Task objective =>
Scanning the entries below, copy every line that contains the word "宛先一覧".

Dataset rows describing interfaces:
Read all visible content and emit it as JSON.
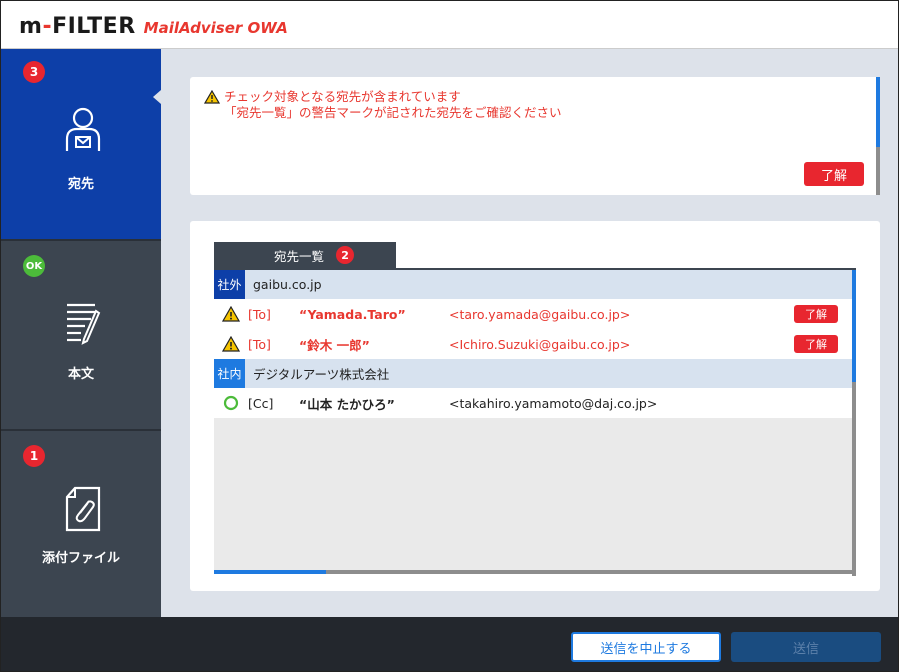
{
  "header": {
    "logo_main": "m-FILTER",
    "logo_sub": "MailAdviser OWA"
  },
  "sidebar": {
    "items": [
      {
        "badge": "3",
        "label": "宛先",
        "icon": "recipient-icon",
        "state": "active"
      },
      {
        "badge": "OK",
        "label": "本文",
        "icon": "document-edit-icon",
        "state": "ok"
      },
      {
        "badge": "1",
        "label": "添付ファイル",
        "icon": "attachment-file-icon",
        "state": "warning"
      }
    ]
  },
  "alert": {
    "line1": "チェック対象となる宛先が含まれています",
    "line2": "「宛先一覧」の警告マークが記された宛先をご確認ください",
    "ok_label": "了解"
  },
  "list": {
    "tab_label": "宛先一覧",
    "tab_badge": "2",
    "groups": [
      {
        "tag": "社外",
        "domain": "gaibu.co.jp",
        "rows": [
          {
            "type": "[To]",
            "name": "“Yamada.Taro”",
            "address": "<taro.yamada@gaibu.co.jp>",
            "button": "了解",
            "status": "warning"
          },
          {
            "type": "[To]",
            "name": "“鈴木 一郎”",
            "address": "<Ichiro.Suzuki@gaibu.co.jp>",
            "button": "了解",
            "status": "warning"
          }
        ]
      },
      {
        "tag": "社内",
        "domain": "デジタルアーツ株式会社",
        "rows": [
          {
            "type": "[Cc]",
            "name": "“山本 たかひろ”",
            "address": "<takahiro.yamamoto@daj.co.jp>",
            "status": "ok"
          }
        ]
      }
    ]
  },
  "footer": {
    "cancel_label": "送信を中止する",
    "send_label": "送信"
  },
  "colors": {
    "accent_red": "#e8262f",
    "active_blue": "#0d3fa8",
    "sidebar_bg": "#3c4550",
    "ok_green": "#4cbb3a"
  }
}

Answer section =>
    "line2": "「宛先一覧」の警告マークが記された宛先をご確認ください",
    "tab_label": "宛先一覧",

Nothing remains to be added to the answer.